Over the past three decades, physicians have used laser sources for the management of different pain conditions obtaining controversial results that call for further investigations. In order to evaluate the pain relieving possibilities of photobiomodulation therapy (PBMT), we tested two near infrared (NIR) laser systems, with different power, against various kinds of persistent hyperalgesia animal models. In rats, articular pain was reproduced by the intra-articular injection of sodium monoiodoacetate (MIA) and complete Freund's adjuvant (CFA), while compressive neuropathy was modelled by the chronic constriction injury of the sciatic nerve (CCI). In MIA and CFA models, (NIR) laser (MLS-Mphi, ASA S.r.l., Vicenza, Italy) application was started 14 days after injury and was performed once a day for a total of 13 applications. In MIA-treated animals, the anti-hyperalgesic effect of laser began 5 min after treatment and vanished after 60 min. The subsequent applications evoked similar effects. In CFA-treated rats, laser efficacy started 5 min after treatment and disappeared after 180 min. In rats that underwent CCI, two treatment protocols with similar fluence but different power output were tested using a new experimental device called Multiwave Locked System laser (MLS-HPP). Treatments began 7 days after injury and were performed during 3 weeks for a total of 10 applications. Both protocols reduced mechanical hyperalgesia and hindlimb weight bearing alterations until 60 min after treatment with a higher efficacy recorded for the animals treated using the higher power output. In conclusion, this study supports laser therapy as a potential treatment for immediate relief of chronic articular or neuropathic pain.

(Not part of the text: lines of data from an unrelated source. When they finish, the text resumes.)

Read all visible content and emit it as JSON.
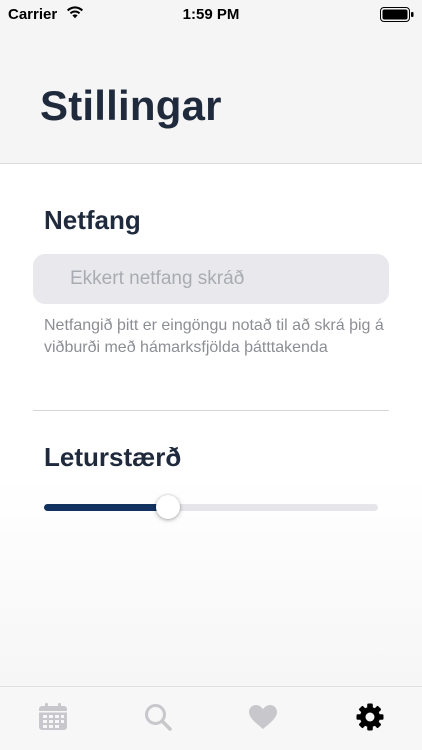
{
  "status_bar": {
    "carrier": "Carrier",
    "time": "1:59 PM"
  },
  "header": {
    "title": "Stillingar"
  },
  "email_section": {
    "title": "Netfang",
    "value": "",
    "placeholder": "Ekkert netfang skráð",
    "help_text": "Netfangið þitt er eingöngu notað til að skrá þig á viðburði með hámarksfjölda þátttakenda"
  },
  "font_size_section": {
    "title": "Leturstærð",
    "slider_value": 0.37
  },
  "tab_bar": {
    "tabs": [
      {
        "icon": "calendar-icon",
        "active": false
      },
      {
        "icon": "search-icon",
        "active": false
      },
      {
        "icon": "heart-icon",
        "active": false
      },
      {
        "icon": "gear-icon",
        "active": true
      }
    ]
  },
  "colors": {
    "title_text": "#1f2a3c",
    "accent": "#12335f",
    "tab_inactive": "#c7c7cc",
    "tab_active": "#000000",
    "field_background": "#e9e9ed"
  }
}
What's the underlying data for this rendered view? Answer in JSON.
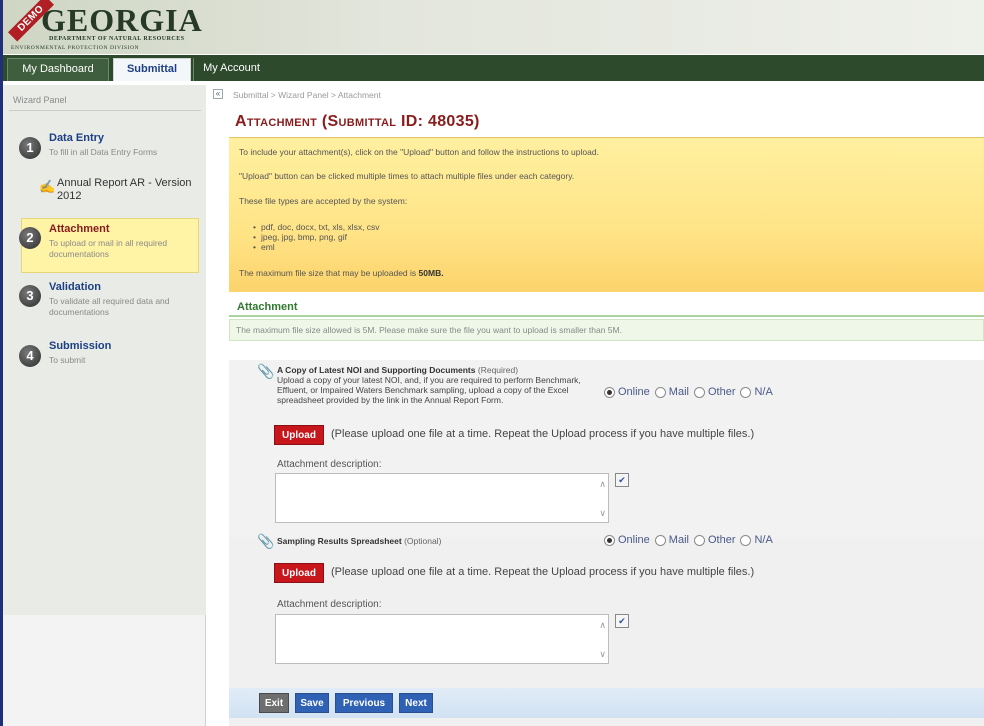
{
  "header": {
    "demo_badge": "DEMO",
    "logo_title": "GEORGIA",
    "logo_sub1": "DEPARTMENT OF NATURAL RESOURCES",
    "logo_sub2": "ENVIRONMENTAL PROTECTION DIVISION"
  },
  "nav": {
    "tabs": [
      "My Dashboard",
      "Submittal",
      "My Account"
    ],
    "active_tab": "Submittal"
  },
  "sidebar": {
    "title": "Wizard Panel",
    "steps": [
      {
        "num": "1",
        "title": "Data Entry",
        "desc": "To fill in all Data Entry Forms"
      },
      {
        "num": "2",
        "title": "Attachment",
        "desc": "To upload or mail in all required documentations"
      },
      {
        "num": "3",
        "title": "Validation",
        "desc": "To validate all required data and documentations"
      },
      {
        "num": "4",
        "title": "Submission",
        "desc": "To submit"
      }
    ],
    "sub_item": "Annual Report AR - Version 2012"
  },
  "main": {
    "breadcrumb": "Submittal > Wizard Panel > Attachment",
    "page_title": "Attachment (Submittal ID: 48035)",
    "info": {
      "line1": "To include your attachment(s), click on the \"Upload\" button and follow the instructions to upload.",
      "line2": "\"Upload\" button can be clicked multiple times to attach multiple files under each category.",
      "line3": "These file types are accepted by the system:",
      "types": [
        "pdf, doc, docx, txt, xls, xlsx, csv",
        "jpeg, jpg, bmp, png, gif",
        "eml"
      ],
      "max_prefix": "The maximum file size that may be uploaded is ",
      "max_value": "50MB."
    },
    "section_title": "Attachment",
    "section_note": "The maximum file size allowed is 5M. Please make sure the file you want to upload is smaller than 5M.",
    "attachments": [
      {
        "title": "A Copy of Latest NOI and Supporting Documents",
        "req": "(Required)",
        "desc": "Upload a copy of your latest NOI, and, if you are required to perform Benchmark, Effluent, or Impaired Waters Benchmark sampling, upload a copy of the Excel spreadsheet provided by the link in the Annual Report Form.",
        "options": [
          "Online",
          "Mail",
          "Other",
          "N/A"
        ],
        "selected": "Online",
        "upload_label": "Upload",
        "upload_hint": "(Please upload one file at a time. Repeat the Upload process if you have multiple files.)",
        "desc_label": "Attachment description:"
      },
      {
        "title": "Sampling Results Spreadsheet",
        "req": "(Optional)",
        "desc": "",
        "options": [
          "Online",
          "Mail",
          "Other",
          "N/A"
        ],
        "selected": "Online",
        "upload_label": "Upload",
        "upload_hint": "(Please upload one file at a time. Repeat the Upload process if you have multiple files.)",
        "desc_label": "Attachment description:"
      }
    ]
  },
  "footer": {
    "exit": "Exit",
    "save": "Save",
    "previous": "Previous",
    "next": "Next"
  },
  "colors": {
    "nav_bg": "#2e4a2c",
    "title": "#8a1c1c",
    "upload": "#c8161d",
    "footer_btn": "#2f62b5"
  }
}
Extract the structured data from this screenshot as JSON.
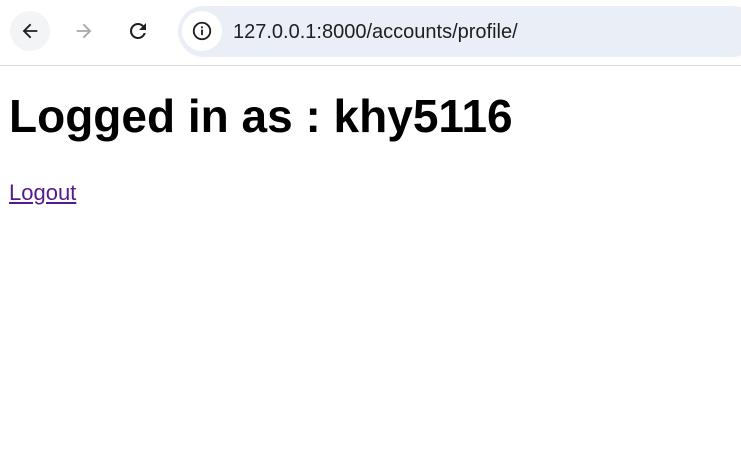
{
  "browser": {
    "url": "127.0.0.1:8000/accounts/profile/",
    "icons": {
      "back": "back-arrow-icon",
      "forward": "forward-arrow-icon",
      "reload": "reload-icon",
      "site_info": "info-icon"
    }
  },
  "page": {
    "heading": "Logged in as : khy5116",
    "logout_label": "Logout"
  },
  "colors": {
    "visited_link": "#551a8b",
    "omnibox_bg": "#eaeef7"
  }
}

Keywords: CFA; MIA; Mononeuropathy; NIR laser; Osteoarthritis; PBMT; Rheumatoid arthritis.